- Now you'll see a prompt for a password. A bit of explanation is needed here. It's really important that you use a long and secure passphrase here. What is confusing is that one of the main reasons for using SSH keys instead of username/pw is that you can log into your Cpanel accounts via SSH without using a password. So you might think this is a spot to skip on the password. NO. After creating the password here. you'll only have to enter the password one more time. MacOS' Keychain Access ap will save it for you, thus delivering the goods of a passwordless SSH access. Note that you can change your password with:
Enter passphrase (empty for no passphrase):
Enter passphrase now.
Enter same passphrase again:
Enter passphrase again.
- Now you will see:
Your identification has been saved in /Users/Joe/.ssh/id_rsa.
Your public key has been saved in /Users/Joe/.ssh/id_rsa.pub.
- Secure those files by navigating to /Users/Joe/.ssh and changing file permissions
joe-computer:~ .ssh$ chmod 700 id_rsa id_rsa.pub
- Log into your Cpanel account that has SSH access, find the security section and click on "SSH/Shell Access"
- Click on "Manage SSH Keys"
- Click on "Import Key"
- In the field, "Choose a name for this key (defaults to id_dsa)", type in:
- Leave the field, "Paste the Private Key in this box:" empty.
- On your local computer, open the file,
- Copy the contents of that file onto your clipboard.
- Return to Cpanel's import key page where you have been working. Find the field, "Paste the Public Key in this box:" and paste the contents of your clipboard there.
- Click "Import."
- You will then see, "The key named id_rsa.pub was imported." Click on "Back to Manage Keys."
- You are on the Manage SSH Keys page now. Look for the table in the "Public Keys" section and find the "Actions" column. Click on "Manage Authorization."
- Click on "Authorize"
- Now you'll see, "id_rsa.pub has been Authorized." Click on "Go back" to verify that the key has been authorized.
- You are done with Cpanel.
- Now go back to Terminal.app. and try to log in to the Cpanel account on which you just installed the public key. You begin the usual way:

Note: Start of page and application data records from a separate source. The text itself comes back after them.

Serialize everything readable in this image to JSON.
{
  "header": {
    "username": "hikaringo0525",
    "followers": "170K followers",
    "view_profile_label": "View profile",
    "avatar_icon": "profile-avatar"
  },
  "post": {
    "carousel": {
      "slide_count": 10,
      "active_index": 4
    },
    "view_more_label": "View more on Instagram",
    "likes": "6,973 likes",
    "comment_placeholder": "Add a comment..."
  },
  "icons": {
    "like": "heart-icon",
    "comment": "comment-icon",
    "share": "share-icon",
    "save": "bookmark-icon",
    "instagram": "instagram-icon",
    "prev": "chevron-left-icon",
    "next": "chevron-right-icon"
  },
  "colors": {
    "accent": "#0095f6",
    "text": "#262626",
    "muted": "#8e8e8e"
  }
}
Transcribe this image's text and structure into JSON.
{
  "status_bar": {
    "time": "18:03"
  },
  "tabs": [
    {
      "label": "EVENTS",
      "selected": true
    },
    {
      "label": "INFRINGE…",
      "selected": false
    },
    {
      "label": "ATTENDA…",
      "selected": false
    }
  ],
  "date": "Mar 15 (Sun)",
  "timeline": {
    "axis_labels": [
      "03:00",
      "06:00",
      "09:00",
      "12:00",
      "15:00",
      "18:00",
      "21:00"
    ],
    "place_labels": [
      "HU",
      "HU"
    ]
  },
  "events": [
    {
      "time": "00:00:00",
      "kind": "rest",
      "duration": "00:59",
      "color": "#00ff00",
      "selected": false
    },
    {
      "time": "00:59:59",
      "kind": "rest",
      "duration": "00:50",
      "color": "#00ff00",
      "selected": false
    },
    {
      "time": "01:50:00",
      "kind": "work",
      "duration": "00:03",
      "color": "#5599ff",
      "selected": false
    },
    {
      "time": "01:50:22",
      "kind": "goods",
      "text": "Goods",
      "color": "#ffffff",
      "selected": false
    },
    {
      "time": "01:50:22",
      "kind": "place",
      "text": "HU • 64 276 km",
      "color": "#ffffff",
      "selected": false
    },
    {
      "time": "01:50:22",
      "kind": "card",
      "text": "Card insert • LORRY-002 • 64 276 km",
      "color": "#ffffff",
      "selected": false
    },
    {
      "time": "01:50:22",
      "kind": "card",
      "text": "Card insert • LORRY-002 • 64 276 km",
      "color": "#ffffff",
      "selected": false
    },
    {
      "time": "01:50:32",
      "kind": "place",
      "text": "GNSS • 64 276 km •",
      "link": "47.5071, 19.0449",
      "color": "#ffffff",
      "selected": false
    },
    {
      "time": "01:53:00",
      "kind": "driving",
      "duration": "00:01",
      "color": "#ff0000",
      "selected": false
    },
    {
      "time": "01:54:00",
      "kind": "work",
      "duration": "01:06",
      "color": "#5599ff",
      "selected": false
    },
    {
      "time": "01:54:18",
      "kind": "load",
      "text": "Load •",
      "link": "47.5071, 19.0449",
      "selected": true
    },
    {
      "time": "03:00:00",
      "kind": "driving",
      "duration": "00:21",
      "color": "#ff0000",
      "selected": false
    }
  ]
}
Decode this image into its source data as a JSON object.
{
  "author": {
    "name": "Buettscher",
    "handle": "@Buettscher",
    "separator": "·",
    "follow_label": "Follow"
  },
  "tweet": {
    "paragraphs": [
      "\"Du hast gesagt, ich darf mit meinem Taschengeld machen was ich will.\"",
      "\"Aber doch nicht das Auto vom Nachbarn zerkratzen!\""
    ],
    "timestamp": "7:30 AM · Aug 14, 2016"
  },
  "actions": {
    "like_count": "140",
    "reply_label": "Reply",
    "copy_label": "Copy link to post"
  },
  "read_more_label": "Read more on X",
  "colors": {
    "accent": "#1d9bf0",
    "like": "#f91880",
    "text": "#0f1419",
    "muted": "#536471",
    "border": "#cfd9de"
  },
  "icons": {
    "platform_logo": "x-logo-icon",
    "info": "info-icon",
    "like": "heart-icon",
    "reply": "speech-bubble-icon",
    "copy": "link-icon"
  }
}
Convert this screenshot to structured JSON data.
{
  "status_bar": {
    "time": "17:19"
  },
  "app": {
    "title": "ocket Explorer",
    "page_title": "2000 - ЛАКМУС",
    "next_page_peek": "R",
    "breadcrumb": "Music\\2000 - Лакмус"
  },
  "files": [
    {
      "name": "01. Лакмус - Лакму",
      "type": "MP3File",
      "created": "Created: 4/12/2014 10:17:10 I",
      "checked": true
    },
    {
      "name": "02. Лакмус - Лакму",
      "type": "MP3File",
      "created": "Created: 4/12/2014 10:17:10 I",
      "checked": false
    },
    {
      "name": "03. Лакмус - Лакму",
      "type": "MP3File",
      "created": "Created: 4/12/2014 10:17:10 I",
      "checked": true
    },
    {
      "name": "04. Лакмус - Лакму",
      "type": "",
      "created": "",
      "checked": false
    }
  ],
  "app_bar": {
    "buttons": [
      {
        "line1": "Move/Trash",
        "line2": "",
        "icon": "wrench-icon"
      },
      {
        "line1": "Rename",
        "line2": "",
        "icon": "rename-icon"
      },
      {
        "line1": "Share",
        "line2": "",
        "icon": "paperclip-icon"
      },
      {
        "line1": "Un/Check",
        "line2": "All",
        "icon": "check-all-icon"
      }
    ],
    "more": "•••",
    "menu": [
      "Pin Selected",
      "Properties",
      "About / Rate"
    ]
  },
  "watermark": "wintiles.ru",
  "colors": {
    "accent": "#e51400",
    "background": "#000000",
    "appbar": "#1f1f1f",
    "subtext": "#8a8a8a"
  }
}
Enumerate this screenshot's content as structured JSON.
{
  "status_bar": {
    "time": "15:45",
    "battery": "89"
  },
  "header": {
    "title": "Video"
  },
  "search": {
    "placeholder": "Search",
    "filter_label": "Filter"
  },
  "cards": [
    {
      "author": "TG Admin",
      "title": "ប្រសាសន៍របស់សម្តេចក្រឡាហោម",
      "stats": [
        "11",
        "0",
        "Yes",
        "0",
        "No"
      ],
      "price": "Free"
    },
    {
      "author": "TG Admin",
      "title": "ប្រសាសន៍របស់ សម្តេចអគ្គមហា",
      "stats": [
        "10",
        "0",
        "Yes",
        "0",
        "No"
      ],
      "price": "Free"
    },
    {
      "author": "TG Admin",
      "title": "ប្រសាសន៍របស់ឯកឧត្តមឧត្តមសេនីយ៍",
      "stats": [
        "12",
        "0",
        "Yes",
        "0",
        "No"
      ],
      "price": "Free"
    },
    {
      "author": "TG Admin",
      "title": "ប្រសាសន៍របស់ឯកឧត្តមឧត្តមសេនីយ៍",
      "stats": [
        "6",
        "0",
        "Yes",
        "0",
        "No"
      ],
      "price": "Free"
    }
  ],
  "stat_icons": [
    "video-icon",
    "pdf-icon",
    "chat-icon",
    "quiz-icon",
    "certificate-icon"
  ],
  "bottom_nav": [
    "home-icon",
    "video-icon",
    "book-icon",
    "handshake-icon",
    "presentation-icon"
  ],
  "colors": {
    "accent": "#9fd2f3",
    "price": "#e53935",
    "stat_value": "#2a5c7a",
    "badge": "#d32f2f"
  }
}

joe-computer:~ Joe$ ssh firstname.lastname@example.org
At this point, you should be prompted for a password, but NOT at the command line, one will popup on the screen that says "supply password for id_rsa". Type in the passphrase you used when you set up the key, NOT your account password for the Cpanel account. Check the box that says, "Save to Keychain"
- You should then be logged in to your remote Cpanel account. Log out. (If you got a "password:" prompt at the command line without the local password popup opening, then there is something wrong with your installation. Did you authorize the key? For troubleshooting, add "-v" (verbose) to your ssh command making it,
joe-computer:~ Joe$ ssh -v email@example.com)
- Now log in again, using the normal
joe-computer:~ Joe$ ssh firstname.lastname@example.orgThis time you should be logged right in, without having to type your password.
- Scream for joy
- Repeat from step 10. You can use the same key to log in to as many Cpanel accounts as you want. Don't create another key.
This video... which is somewhat a work in progress... presumes that beginners can attempt the command line. It is so much faster, and the basics are easy. Most documentation for beginners of Drupal assume users will not be using a command line.
The video also walks you through installing Drush, the Drupal command line utility. Drush saves so much time and is so easy to use, but is a little tricky to install if you new to the command line. The existing Drush howto install videos go very quickly and are confusing for beginners. This video is really slow.
I also make a lot of use of Screenflow's ability to zoom in precisely on the part of the video you want people to focus on.